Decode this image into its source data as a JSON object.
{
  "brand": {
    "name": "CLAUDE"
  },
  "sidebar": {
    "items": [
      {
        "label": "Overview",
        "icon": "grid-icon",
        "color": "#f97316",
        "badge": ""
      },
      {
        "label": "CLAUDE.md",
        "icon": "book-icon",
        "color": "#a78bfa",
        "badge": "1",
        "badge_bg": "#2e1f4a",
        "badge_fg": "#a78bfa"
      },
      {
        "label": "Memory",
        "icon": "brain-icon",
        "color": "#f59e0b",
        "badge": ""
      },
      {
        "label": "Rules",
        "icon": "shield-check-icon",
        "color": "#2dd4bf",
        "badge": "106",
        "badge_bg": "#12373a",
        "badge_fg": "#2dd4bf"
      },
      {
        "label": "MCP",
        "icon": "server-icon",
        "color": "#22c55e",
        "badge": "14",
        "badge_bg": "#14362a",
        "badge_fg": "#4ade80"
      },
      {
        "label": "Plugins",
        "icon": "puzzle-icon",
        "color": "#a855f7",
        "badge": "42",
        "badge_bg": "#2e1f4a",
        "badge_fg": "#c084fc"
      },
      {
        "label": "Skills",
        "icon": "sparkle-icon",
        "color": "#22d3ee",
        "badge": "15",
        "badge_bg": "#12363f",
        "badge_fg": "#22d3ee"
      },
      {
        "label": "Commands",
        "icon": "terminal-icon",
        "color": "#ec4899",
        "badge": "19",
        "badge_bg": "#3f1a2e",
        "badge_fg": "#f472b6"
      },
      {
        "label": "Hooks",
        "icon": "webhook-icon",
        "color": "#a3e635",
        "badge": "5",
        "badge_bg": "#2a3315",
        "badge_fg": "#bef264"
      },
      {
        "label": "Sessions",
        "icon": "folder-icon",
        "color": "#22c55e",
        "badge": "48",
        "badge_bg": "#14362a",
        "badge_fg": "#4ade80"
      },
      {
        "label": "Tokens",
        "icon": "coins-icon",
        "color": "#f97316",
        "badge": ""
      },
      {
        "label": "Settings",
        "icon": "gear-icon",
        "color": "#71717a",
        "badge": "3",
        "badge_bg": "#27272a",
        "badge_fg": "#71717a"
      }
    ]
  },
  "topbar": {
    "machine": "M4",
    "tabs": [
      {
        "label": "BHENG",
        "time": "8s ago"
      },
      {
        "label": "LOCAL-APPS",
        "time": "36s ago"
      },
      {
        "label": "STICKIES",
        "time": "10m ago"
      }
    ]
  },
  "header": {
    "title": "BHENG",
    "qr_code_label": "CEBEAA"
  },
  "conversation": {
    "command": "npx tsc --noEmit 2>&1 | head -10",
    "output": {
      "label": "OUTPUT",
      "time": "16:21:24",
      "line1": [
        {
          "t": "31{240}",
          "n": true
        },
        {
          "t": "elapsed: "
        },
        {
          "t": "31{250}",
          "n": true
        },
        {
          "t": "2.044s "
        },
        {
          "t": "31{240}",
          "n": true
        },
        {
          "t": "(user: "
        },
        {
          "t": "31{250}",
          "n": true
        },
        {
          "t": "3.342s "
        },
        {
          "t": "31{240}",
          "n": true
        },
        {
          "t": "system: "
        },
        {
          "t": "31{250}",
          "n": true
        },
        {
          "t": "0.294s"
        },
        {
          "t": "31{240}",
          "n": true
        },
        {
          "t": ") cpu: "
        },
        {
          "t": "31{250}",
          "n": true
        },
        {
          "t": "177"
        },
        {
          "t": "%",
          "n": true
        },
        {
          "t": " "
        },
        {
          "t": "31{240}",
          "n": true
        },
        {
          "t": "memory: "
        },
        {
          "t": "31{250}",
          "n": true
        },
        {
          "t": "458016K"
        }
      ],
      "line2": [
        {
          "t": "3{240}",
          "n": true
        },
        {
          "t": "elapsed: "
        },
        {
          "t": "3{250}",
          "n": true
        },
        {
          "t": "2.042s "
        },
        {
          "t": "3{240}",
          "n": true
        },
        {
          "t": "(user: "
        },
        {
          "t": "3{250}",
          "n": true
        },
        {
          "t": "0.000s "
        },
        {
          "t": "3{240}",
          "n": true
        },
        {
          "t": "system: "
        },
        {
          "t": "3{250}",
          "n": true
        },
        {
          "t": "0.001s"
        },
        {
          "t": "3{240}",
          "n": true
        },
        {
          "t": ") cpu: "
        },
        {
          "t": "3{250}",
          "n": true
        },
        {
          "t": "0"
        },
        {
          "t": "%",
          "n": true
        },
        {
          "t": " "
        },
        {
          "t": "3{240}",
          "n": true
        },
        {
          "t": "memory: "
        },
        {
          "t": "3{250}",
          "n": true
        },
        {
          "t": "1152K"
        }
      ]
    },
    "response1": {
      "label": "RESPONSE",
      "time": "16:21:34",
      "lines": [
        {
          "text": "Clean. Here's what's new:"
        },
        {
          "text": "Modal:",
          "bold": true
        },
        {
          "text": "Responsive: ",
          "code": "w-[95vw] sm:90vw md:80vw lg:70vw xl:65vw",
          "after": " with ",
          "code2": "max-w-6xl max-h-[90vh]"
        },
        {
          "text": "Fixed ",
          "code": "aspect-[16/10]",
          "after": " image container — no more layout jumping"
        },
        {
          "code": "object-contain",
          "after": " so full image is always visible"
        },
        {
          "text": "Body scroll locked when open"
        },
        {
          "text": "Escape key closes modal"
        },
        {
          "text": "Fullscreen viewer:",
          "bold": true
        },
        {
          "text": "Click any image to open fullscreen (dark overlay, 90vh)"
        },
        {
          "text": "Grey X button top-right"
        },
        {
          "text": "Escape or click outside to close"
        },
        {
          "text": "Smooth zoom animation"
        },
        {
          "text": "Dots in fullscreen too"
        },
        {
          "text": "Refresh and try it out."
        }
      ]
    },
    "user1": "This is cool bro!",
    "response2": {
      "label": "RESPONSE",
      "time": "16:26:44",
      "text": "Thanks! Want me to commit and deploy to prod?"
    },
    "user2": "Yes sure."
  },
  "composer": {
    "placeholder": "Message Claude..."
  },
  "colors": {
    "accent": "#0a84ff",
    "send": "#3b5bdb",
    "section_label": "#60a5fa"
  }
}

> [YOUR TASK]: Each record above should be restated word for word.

> [EXERCISE OUTPUT]:
Decode this image into its source data as a JSON object.
{
  "brand": {
    "name": "CLAUDE"
  },
  "sidebar": {
    "items": [
      {
        "label": "Overview",
        "icon": "grid-icon",
        "color": "#f97316",
        "badge": ""
      },
      {
        "label": "CLAUDE.md",
        "icon": "book-icon",
        "color": "#a78bfa",
        "badge": "1",
        "badge_bg": "#2e1f4a",
        "badge_fg": "#a78bfa"
      },
      {
        "label": "Memory",
        "icon": "brain-icon",
        "color": "#f59e0b",
        "badge": ""
      },
      {
        "label": "Rules",
        "icon": "shield-check-icon",
        "color": "#2dd4bf",
        "badge": "106",
        "badge_bg": "#12373a",
        "badge_fg": "#2dd4bf"
      },
      {
        "label": "MCP",
        "icon": "server-icon",
        "color": "#22c55e",
        "badge": "14",
        "badge_bg": "#14362a",
        "badge_fg": "#4ade80"
      },
      {
        "label": "Plugins",
        "icon": "puzzle-icon",
        "color": "#a855f7",
        "badge": "42",
        "badge_bg": "#2e1f4a",
        "badge_fg": "#c084fc"
      },
      {
        "label": "Skills",
        "icon": "sparkle-icon",
        "color": "#22d3ee",
        "badge": "15",
        "badge_bg": "#12363f",
        "badge_fg": "#22d3ee"
      },
      {
        "label": "Commands",
        "icon": "terminal-icon",
        "color": "#ec4899",
        "badge": "19",
        "badge_bg": "#3f1a2e",
        "badge_fg": "#f472b6"
      },
      {
        "label": "Hooks",
        "icon": "webhook-icon",
        "color": "#a3e635",
        "badge": "5",
        "badge_bg": "#2a3315",
        "badge_fg": "#bef264"
      },
      {
        "label": "Sessions",
        "icon": "folder-icon",
        "color": "#22c55e",
        "badge": "48",
        "badge_bg": "#14362a",
        "badge_fg": "#4ade80"
      },
      {
        "label": "Tokens",
        "icon": "coins-icon",
        "color": "#f97316",
        "badge": ""
      },
      {
        "label": "Settings",
        "icon": "gear-icon",
        "color": "#71717a",
        "badge": "3",
        "badge_bg": "#27272a",
        "badge_fg": "#71717a"
      }
    ]
  },
  "topbar": {
    "machine": "M4",
    "tabs": [
      {
        "label": "BHENG",
        "time": "8s ago"
      },
      {
        "label": "LOCAL-APPS",
        "time": "36s ago"
      },
      {
        "label": "STICKIES",
        "time": "10m ago"
      }
    ]
  },
  "header": {
    "title": "BHENG",
    "qr_code_label": "CEBEAA"
  },
  "conversation": {
    "command": "npx tsc --noEmit 2>&1 | head -10",
    "output": {
      "label": "OUTPUT",
      "time": "16:21:24",
      "line1": [
        {
          "t": "31{240}",
          "n": true
        },
        {
          "t": "elapsed: "
        },
        {
          "t": "31{250}",
          "n": true
        },
        {
          "t": "2.044s "
        },
        {
          "t": "31{240}",
          "n": true
        },
        {
          "t": "(user: "
        },
        {
          "t": "31{250}",
          "n": true
        },
        {
          "t": "3.342s "
        },
        {
          "t": "31{240}",
          "n": true
        },
        {
          "t": "system: "
        },
        {
          "t": "31{250}",
          "n": true
        },
        {
          "t": "0.294s"
        },
        {
          "t": "31{240}",
          "n": true
        },
        {
          "t": ") cpu: "
        },
        {
          "t": "31{250}",
          "n": true
        },
        {
          "t": "177"
        },
        {
          "t": "%",
          "n": true
        },
        {
          "t": " "
        },
        {
          "t": "31{240}",
          "n": true
        },
        {
          "t": "memory: "
        },
        {
          "t": "31{250}",
          "n": true
        },
        {
          "t": "458016K"
        }
      ],
      "line2": [
        {
          "t": "3{240}",
          "n": true
        },
        {
          "t": "elapsed: "
        },
        {
          "t": "3{250}",
          "n": true
        },
        {
          "t": "2.042s "
        },
        {
          "t": "3{240}",
          "n": true
        },
        {
          "t": "(user: "
        },
        {
          "t": "3{250}",
          "n": true
        },
        {
          "t": "0.000s "
        },
        {
          "t": "3{240}",
          "n": true
        },
        {
          "t": "system: "
        },
        {
          "t": "3{250}",
          "n": true
        },
        {
          "t": "0.001s"
        },
        {
          "t": "3{240}",
          "n": true
        },
        {
          "t": ") cpu: "
        },
        {
          "t": "3{250}",
          "n": true
        },
        {
          "t": "0"
        },
        {
          "t": "%",
          "n": true
        },
        {
          "t": " "
        },
        {
          "t": "3{240}",
          "n": true
        },
        {
          "t": "memory: "
        },
        {
          "t": "3{250}",
          "n": true
        },
        {
          "t": "1152K"
        }
      ]
    },
    "response1": {
      "label": "RESPONSE",
      "time": "16:21:34",
      "lines": [
        {
          "text": "Clean. Here's what's new:"
        },
        {
          "text": "Modal:",
          "bold": true
        },
        {
          "text": "Responsive: ",
          "code": "w-[95vw] sm:90vw md:80vw lg:70vw xl:65vw",
          "after": " with ",
          "code2": "max-w-6xl max-h-[90vh]"
        },
        {
          "text": "Fixed ",
          "code": "aspect-[16/10]",
          "after": " image container — no more layout jumping"
        },
        {
          "code": "object-contain",
          "after": " so full image is always visible"
        },
        {
          "text": "Body scroll locked when open"
        },
        {
          "text": "Escape key closes modal"
        },
        {
          "text": "Fullscreen viewer:",
          "bold": true
        },
        {
          "text": "Click any image to open fullscreen (dark overlay, 90vh)"
        },
        {
          "text": "Grey X button top-right"
        },
        {
          "text": "Escape or click outside to close"
        },
        {
          "text": "Smooth zoom animation"
        },
        {
          "text": "Dots in fullscreen too"
        },
        {
          "text": "Refresh and try it out."
        }
      ]
    },
    "user1": "This is cool bro!",
    "response2": {
      "label": "RESPONSE",
      "time": "16:26:44",
      "text": "Thanks! Want me to commit and deploy to prod?"
    },
    "user2": "Yes sure."
  },
  "composer": {
    "placeholder": "Message Claude..."
  },
  "colors": {
    "accent": "#0a84ff",
    "send": "#3b5bdb",
    "section_label": "#60a5fa"
  }
}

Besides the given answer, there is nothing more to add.